> [PROBLEM DETAILS]
Check each line of the data below for the string "Barang", then state how many have it and nothing else.

> [SOURCE MATERIAL]

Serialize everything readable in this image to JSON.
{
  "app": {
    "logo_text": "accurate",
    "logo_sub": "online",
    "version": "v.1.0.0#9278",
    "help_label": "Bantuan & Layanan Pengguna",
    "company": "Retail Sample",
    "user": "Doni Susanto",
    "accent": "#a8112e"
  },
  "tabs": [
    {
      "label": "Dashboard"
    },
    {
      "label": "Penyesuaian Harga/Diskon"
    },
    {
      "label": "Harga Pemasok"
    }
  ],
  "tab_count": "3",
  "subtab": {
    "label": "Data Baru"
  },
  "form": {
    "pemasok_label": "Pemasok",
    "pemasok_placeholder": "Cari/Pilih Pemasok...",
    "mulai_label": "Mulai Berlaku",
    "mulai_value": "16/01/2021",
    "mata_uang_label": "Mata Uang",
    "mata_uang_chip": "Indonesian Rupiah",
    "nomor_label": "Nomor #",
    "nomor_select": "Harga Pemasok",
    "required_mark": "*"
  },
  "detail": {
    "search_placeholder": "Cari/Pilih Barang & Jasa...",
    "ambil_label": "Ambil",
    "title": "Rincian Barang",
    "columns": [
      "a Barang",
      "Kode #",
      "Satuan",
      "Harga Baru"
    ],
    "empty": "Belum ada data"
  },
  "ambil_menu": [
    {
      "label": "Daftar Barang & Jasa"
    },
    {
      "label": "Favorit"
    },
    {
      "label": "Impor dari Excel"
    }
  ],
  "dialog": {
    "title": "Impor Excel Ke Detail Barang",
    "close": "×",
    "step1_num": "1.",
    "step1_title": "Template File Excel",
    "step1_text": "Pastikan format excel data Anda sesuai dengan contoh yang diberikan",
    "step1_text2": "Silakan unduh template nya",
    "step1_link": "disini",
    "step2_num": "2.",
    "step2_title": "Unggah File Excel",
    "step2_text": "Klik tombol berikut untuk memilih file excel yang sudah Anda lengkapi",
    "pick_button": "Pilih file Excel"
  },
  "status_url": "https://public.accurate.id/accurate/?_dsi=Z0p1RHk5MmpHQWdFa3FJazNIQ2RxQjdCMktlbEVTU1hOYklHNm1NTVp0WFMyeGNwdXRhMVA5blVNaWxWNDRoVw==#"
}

> [ANSWER SPACE]
5